**Activity**. Every record shown here needs to be repeated exactly.

==== Data shown

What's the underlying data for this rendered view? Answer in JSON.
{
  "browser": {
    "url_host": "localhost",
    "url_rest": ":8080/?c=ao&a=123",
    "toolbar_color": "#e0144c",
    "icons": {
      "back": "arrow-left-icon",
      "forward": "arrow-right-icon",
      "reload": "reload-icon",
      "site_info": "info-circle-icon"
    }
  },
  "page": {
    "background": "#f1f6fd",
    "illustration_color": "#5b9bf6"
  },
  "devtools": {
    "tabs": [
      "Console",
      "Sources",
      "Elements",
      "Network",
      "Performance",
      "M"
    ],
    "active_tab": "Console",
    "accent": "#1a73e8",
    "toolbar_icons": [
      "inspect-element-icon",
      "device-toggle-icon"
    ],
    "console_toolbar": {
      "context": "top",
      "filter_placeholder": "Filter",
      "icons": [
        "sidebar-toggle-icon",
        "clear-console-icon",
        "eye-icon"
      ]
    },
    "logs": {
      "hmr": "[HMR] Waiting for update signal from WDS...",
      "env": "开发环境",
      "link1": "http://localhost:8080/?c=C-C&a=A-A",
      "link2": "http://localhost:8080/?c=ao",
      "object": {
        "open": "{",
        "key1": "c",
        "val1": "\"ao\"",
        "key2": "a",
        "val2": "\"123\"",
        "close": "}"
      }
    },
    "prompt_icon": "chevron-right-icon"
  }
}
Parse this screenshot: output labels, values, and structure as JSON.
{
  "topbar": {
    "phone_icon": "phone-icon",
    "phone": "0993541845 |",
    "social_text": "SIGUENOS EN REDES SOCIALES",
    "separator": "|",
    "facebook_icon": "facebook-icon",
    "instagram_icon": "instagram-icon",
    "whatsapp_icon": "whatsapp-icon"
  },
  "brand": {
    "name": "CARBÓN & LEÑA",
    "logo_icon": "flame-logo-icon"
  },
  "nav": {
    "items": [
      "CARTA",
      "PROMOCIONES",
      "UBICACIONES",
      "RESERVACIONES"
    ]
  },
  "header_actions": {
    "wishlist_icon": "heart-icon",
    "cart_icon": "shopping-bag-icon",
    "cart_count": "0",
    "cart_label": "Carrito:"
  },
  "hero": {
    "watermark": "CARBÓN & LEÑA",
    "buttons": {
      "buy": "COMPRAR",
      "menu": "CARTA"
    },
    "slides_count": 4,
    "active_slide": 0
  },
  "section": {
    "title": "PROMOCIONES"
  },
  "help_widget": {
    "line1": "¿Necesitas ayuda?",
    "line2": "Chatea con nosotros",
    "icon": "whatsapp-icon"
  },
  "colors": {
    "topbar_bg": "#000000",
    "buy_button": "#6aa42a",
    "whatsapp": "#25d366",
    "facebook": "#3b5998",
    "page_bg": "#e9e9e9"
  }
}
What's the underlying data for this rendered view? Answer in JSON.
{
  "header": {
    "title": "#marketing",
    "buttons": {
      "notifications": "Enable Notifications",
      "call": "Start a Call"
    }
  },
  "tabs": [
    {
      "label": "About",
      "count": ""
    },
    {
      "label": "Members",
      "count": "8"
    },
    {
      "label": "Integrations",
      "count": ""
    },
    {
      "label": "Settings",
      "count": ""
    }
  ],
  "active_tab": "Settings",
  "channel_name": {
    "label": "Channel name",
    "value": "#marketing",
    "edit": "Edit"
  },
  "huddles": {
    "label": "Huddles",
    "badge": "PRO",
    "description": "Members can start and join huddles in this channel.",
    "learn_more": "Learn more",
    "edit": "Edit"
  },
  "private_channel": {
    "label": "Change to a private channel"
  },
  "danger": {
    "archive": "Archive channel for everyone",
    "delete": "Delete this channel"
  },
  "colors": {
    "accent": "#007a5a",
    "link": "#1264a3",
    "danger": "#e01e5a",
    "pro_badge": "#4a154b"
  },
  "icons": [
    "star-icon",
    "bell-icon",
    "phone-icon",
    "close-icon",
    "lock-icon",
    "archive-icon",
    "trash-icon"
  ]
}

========

**Task result**.
What's the underlying data for this rendered view? Answer in JSON.
{
  "browser": {
    "url_host": "localhost",
    "url_rest": ":8080/?c=ao&a=123",
    "toolbar_color": "#e0144c",
    "icons": {
      "back": "arrow-left-icon",
      "forward": "arrow-right-icon",
      "reload": "reload-icon",
      "site_info": "info-circle-icon"
    }
  },
  "page": {
    "background": "#f1f6fd",
    "illustration_color": "#5b9bf6"
  },
  "devtools": {
    "tabs": [
      "Console",
      "Sources",
      "Elements",
      "Network",
      "Performance",
      "M"
    ],
    "active_tab": "Console",
    "accent": "#1a73e8",
    "toolbar_icons": [
      "inspect-element-icon",
      "device-toggle-icon"
    ],
    "console_toolbar": {
      "context": "top",
      "filter_placeholder": "Filter",
      "icons": [
        "sidebar-toggle-icon",
        "clear-console-icon",
        "eye-icon"
      ]
    },
    "logs": {
      "hmr": "[HMR] Waiting for update signal from WDS...",
      "env": "开发环境",
      "link1": "http://localhost:8080/?c=C-C&a=A-A",
      "link2": "http://localhost:8080/?c=ao",
      "object": {
        "open": "{",
        "key1": "c",
        "val1": "\"ao\"",
        "key2": "a",
        "val2": "\"123\"",
        "close": "}"
      }
    },
    "prompt_icon": "chevron-right-icon"
  }
}
Parse this screenshot: output labels, values, and structure as JSON.
{
  "topbar": {
    "phone_icon": "phone-icon",
    "phone": "0993541845 |",
    "social_text": "SIGUENOS EN REDES SOCIALES",
    "separator": "|",
    "facebook_icon": "facebook-icon",
    "instagram_icon": "instagram-icon",
    "whatsapp_icon": "whatsapp-icon"
  },
  "brand": {
    "name": "CARBÓN & LEÑA",
    "logo_icon": "flame-logo-icon"
  },
  "nav": {
    "items": [
      "CARTA",
      "PROMOCIONES",
      "UBICACIONES",
      "RESERVACIONES"
    ]
  },
  "header_actions": {
    "wishlist_icon": "heart-icon",
    "cart_icon": "shopping-bag-icon",
    "cart_count": "0",
    "cart_label": "Carrito:"
  },
  "hero": {
    "watermark": "CARBÓN & LEÑA",
    "buttons": {
      "buy": "COMPRAR",
      "menu": "CARTA"
    },
    "slides_count": 4,
    "active_slide": 0
  },
  "section": {
    "title": "PROMOCIONES"
  },
  "help_widget": {
    "line1": "¿Necesitas ayuda?",
    "line2": "Chatea con nosotros",
    "icon": "whatsapp-icon"
  },
  "colors": {
    "topbar_bg": "#000000",
    "buy_button": "#6aa42a",
    "whatsapp": "#25d366",
    "facebook": "#3b5998",
    "page_bg": "#e9e9e9"
  }
}
What's the underlying data for this rendered view? Answer in JSON.
{
  "header": {
    "title": "#marketing",
    "buttons": {
      "notifications": "Enable Notifications",
      "call": "Start a Call"
    }
  },
  "tabs": [
    {
      "label": "About",
      "count": ""
    },
    {
      "label": "Members",
      "count": "8"
    },
    {
      "label": "Integrations",
      "count": ""
    },
    {
      "label": "Settings",
      "count": ""
    }
  ],
  "active_tab": "Settings",
  "channel_name": {
    "label": "Channel name",
    "value": "#marketing",
    "edit": "Edit"
  },
  "huddles": {
    "label": "Huddles",
    "badge": "PRO",
    "description": "Members can start and join huddles in this channel.",
    "learn_more": "Learn more",
    "edit": "Edit"
  },
  "private_channel": {
    "label": "Change to a private channel"
  },
  "danger": {
    "archive": "Archive channel for everyone",
    "delete": "Delete this channel"
  },
  "colors": {
    "accent": "#007a5a",
    "link": "#1264a3",
    "danger": "#e01e5a",
    "pro_badge": "#4a154b"
  },
  "icons": [
    "star-icon",
    "bell-icon",
    "phone-icon",
    "close-icon",
    "lock-icon",
    "archive-icon",
    "trash-icon"
  ]
}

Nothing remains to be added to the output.